Loneliness has a negative effect on health and wellbeing and leads to increased use of health and social care services. This rapid review is the first in a series of rapid reviews on various topics. It presents the evidence on

Liverpool’s Drink Less Enjoy More intervention Progress monitoring report – Liverpool John Moores University Public Health Institute

To address the sale of alcohol to drunks in Liverpool City Centre, local partners developed and piloted the multicomponent Say No to Drunks (SNTD) intervention in 2014, and later refined and broadened it as a second (longer-term) phase in 2015

Understanding the impact of the Widnes Vikings Game Changer programme – Liverpool John Moores University Public Health Institute

The role of the voluntary and community sector in delivering activities to reduce inequalities has been recognised within recent public health policy and practice. This asset-based approach builds on the 2010 Public Health White Paper ‘Healthy Lives, Healthy People’ (DH,

Is it all smoke without fire? Welsh Primary School Children’s Perceptions of Electronic Cigarettes

The increasing popularity and rapid growth of electronic cigarettes has raised considerable concern about their impact on children and young people. Concerns relate to electronic cigarettes acting as a potential gateway to tobacco smoking for young never-smokers, increased experimentation leading

Rapid Evidence Review Series: Physical activity: (LPHO Report Series, number 106: Rapid Evidence Review Series, number 6) – Liverpool Public Health Observatory

This report provides an overview of the evidence from NICE on physical activity, as well as demographic and health data from Cheshire and Merseyside, along with ‘Examples of local delivery’, examples of physical activity initiatives within the North West.

An exploration of the social value and impact of community projects delivered by Widnes Vikings Sports Foundation – Liverpool John Moores University Public Health Institute

Widnes Vikings Rugby League club deliver a community programme that involves delivering  interventions to specific population groups across Widnes. As part of this, they are delivering a number of health interventions that combine elements of physical and mental health support. In this report,

Alcohol: Minimum Pricing and Licensing Powers: Expected outcomes and recommended local actions for Merseyside: (Issues series, No.10) – Liverpool Public Health Observatory

This paper from 2010 details the information used for the summary paper to the Liverpool Shadow Safer Healthier Communities Board, and focuses on local actions and measurable expected health outcomes if a 50p minimum per unit price for alcohol were

Impact of Restriction on Bail on offenders who use Class A drugs in Liverpool – Liverpool John Moores University Public Health Institute

Restriction on Bail (RoB) is an early intervention for adult offenders who use Class A drugs (opiates and/or cocaine), providing an opportunity to engage in treatment whilst on bail and reduce re-offending.  The aim of this report is to gain

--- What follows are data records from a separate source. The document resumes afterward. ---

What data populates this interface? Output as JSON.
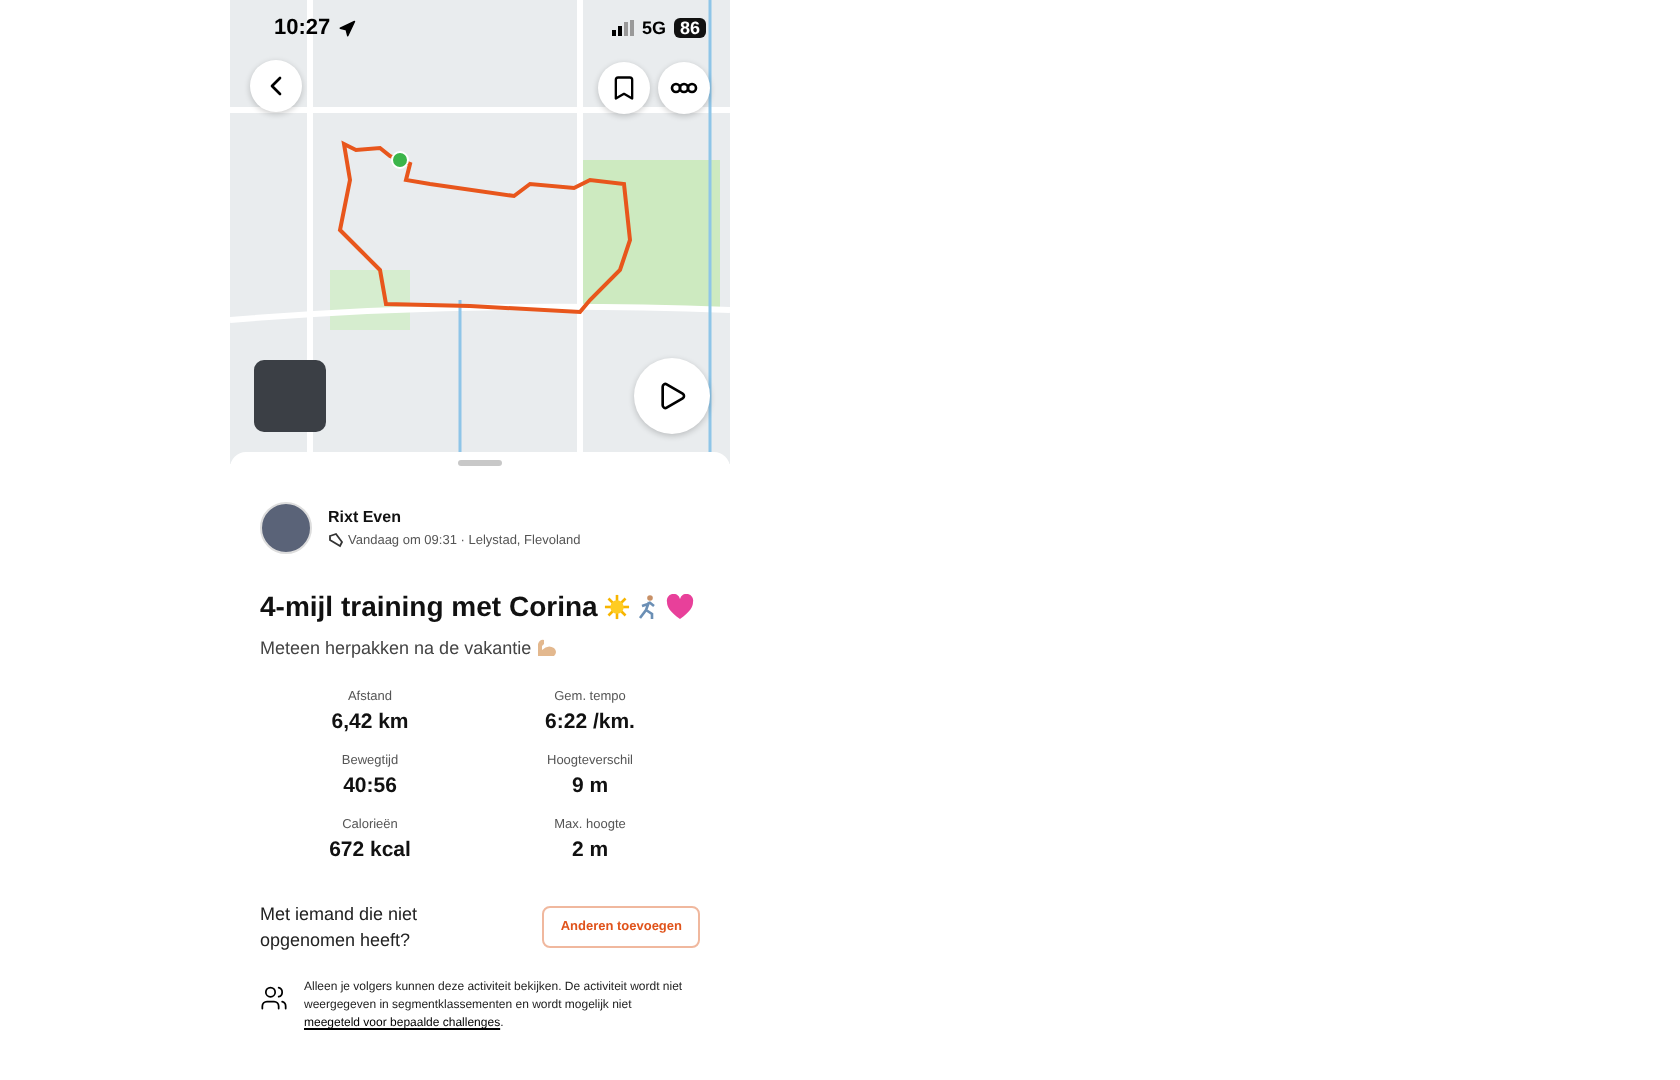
{
  "status_bar": {
    "time": "10:27",
    "network": "5G",
    "battery": "86"
  },
  "activity": {
    "athlete": "Rixt Even",
    "meta": "Vandaag om 09:31 · Lelystad, Flevoland",
    "title": "4-mijl training met Corina",
    "title_emoji": [
      {
        "kind": "sun"
      },
      {
        "kind": "runner"
      },
      {
        "kind": "heart"
      }
    ],
    "description": "Meteen herpakken na de vakantie",
    "description_emoji": [
      {
        "kind": "muscle"
      }
    ]
  },
  "stats": [
    {
      "label": "Afstand",
      "value": "6,42 km"
    },
    {
      "label": "Gem. tempo",
      "value": "6:22 /km."
    },
    {
      "label": "Bewegtijd",
      "value": "40:56"
    },
    {
      "label": "Hoogteverschil",
      "value": "9 m"
    },
    {
      "label": "Calorieën",
      "value": "672 kcal"
    },
    {
      "label": "Max. hoogte",
      "value": "2 m"
    }
  ],
  "add_others": {
    "question": "Met iemand die niet opgenomen heeft?",
    "button": "Anderen toevoegen"
  },
  "privacy": {
    "text": "Alleen je volgers kunnen deze activiteit bekijken. De activiteit wordt niet weergegeven in segmentklassementen en wordt mogelijk niet ",
    "link": "meegeteld voor bepaalde challenges",
    "end": "."
  }
}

2010 Year of Health and Wellbeing Evaluation Report – Liverpool Primary Care Trust

Report that evaluates a joint working approach to public health.  Key outcomes of this approach were that it: publicly articulates the solidarity between key agencies to working collaboratively with all partners and communities. provides a strong framework for partnership working across

Promising practices for health and wellbeing at work: A review of the evidence landscape: (RAND RR2409) – RAND Corporation

Research demonstrates that the support of wellbeing in the workplace has a positive impact on staff, business and organisations. It includes benefits in terms of reduced absenteeism and presenteeism as well as improved productivity. Whilst the landscape of health and